Advice & Blog
CBI: Government & Bosses must Commit to Boosting Skills
Posted on March 29, 2016
BUSINESS ASSOCIATION PUBLISHES RANGE OF RECOMMENDATIONS TO HELP POLITICIANS BOOST ECONOMIC PROSPECTS AMONG LOW-INCOME HOUSEHOLDS
Government must focus on providing more effective “ladders to higher-skilled, higher-paid work” to boost real wages for UK employees, according to the Confederation of British Industry (CBI). Upon today’s London launch of its new report A Better-Off Britain, CBI director-general John Cridland said that increasing productivity, competitiveness and training investment are key to raising pay in a sustainable and organic way.
“To ease pressure on families and people on low incomes,” he said, “we want immediate action, including cutting employee National Insurance and making childcare more affordable. Then we have to tackle the long-term issues. Higher productivity leads to better wages, so we must have a laser-like focus on boosting firms’ competitiveness. We also need to create better ladders to higher-skilled, higher-paid work and improve our education system for all, to overcome disadvantage. Business leaders need to step up to the plate, as well as politicians.”
One particular ladder that the CBI wants reinforced is that of available skills. With the breadth of skills required for middle-ranking roles growing dramatically over the past 20 years, it is estimated that half of all jobs need personnel to have at least a Level 4 Higher Education qualification.

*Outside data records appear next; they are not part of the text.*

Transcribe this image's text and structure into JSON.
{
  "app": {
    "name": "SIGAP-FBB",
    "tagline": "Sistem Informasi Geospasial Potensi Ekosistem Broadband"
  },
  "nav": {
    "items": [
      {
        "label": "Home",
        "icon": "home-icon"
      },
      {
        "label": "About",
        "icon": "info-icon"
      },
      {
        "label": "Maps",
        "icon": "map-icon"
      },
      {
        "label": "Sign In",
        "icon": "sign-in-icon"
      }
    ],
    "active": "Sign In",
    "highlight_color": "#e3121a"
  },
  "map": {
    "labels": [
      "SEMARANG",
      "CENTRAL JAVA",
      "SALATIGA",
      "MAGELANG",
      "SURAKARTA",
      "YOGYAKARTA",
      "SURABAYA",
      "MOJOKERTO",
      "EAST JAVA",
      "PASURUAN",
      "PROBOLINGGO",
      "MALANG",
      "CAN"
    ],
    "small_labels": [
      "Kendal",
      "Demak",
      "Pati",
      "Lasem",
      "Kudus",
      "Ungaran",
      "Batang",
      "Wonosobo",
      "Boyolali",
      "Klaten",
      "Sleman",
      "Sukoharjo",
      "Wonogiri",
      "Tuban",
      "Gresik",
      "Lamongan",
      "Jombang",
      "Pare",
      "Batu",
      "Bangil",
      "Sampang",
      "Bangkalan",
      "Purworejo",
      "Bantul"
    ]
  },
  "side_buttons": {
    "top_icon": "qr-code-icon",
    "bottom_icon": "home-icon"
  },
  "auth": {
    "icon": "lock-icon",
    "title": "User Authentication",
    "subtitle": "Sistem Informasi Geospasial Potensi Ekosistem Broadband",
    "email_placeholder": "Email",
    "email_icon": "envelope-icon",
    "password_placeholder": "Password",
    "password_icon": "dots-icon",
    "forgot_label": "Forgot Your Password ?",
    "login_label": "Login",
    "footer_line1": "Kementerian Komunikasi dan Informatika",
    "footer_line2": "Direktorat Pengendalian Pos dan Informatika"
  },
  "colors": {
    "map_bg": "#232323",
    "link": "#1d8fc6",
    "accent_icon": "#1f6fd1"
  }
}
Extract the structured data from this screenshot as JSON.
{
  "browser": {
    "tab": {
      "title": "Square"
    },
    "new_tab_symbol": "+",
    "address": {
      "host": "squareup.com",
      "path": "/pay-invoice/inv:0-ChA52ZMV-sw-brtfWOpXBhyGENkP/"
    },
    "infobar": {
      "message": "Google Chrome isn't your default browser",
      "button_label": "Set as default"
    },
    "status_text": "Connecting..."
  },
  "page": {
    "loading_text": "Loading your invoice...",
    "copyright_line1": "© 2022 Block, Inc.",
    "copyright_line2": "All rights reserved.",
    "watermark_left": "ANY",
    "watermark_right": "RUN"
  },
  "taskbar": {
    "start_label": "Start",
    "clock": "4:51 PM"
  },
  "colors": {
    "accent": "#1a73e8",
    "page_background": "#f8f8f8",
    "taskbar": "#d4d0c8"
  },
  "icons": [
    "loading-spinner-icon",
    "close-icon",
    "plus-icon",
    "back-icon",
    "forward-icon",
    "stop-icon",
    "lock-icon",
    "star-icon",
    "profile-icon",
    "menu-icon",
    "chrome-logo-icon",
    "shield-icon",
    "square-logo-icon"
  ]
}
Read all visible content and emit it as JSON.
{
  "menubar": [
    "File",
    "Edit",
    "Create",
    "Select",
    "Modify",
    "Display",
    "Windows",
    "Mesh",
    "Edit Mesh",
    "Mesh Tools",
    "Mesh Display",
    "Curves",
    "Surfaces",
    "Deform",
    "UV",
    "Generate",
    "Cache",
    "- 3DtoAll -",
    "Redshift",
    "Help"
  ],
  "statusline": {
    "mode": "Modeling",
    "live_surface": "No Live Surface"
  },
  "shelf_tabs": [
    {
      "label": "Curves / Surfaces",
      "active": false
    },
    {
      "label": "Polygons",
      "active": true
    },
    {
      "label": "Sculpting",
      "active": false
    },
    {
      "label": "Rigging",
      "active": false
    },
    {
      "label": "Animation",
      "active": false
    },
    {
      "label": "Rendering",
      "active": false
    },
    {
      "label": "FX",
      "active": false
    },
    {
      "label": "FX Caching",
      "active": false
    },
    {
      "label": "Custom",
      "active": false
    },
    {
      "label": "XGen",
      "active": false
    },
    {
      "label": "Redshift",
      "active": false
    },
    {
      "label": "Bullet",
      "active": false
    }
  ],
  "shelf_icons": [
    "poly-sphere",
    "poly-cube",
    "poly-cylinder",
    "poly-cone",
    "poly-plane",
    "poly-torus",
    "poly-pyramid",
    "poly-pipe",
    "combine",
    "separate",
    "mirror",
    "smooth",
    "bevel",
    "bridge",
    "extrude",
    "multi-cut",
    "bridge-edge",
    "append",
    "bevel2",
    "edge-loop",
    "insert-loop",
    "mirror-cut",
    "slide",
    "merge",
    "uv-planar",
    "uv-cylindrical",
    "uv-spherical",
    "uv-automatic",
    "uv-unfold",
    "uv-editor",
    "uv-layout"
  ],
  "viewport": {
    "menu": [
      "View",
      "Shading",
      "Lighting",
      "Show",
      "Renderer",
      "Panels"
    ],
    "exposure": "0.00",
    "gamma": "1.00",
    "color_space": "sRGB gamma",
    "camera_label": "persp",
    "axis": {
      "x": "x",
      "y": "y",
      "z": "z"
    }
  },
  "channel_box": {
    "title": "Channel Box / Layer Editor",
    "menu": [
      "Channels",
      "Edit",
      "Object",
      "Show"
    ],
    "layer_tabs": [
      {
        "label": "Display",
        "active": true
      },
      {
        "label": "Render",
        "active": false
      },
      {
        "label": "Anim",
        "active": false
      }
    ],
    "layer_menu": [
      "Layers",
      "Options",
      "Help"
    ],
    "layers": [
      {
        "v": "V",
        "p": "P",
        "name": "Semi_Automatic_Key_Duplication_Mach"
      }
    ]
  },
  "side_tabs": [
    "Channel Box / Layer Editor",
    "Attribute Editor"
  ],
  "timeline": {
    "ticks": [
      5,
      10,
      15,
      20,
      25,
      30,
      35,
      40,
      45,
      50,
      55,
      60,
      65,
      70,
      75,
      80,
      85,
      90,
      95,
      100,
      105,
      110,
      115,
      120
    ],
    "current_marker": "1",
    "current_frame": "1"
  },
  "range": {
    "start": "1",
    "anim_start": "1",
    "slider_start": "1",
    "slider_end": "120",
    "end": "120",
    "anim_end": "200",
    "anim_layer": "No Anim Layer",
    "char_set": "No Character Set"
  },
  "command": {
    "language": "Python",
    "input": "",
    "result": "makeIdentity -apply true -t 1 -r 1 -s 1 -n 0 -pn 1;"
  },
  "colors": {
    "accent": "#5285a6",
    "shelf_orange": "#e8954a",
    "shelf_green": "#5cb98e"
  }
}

As such, the organisation says, legislators, educators and businesses must focus on delivering more vocational routes that teach wider sets of abilities, as that will help more people gain the new middle skills they need. Equally, leaders must make a “board-level commitment” to helping employees with their career development, and incentivising line managers to make that a priority. Employers must also work with educational institutions to make sure courses are tailored to the demands of the economy, by rewarding them for specialisation and employment outcomes – not just attendance.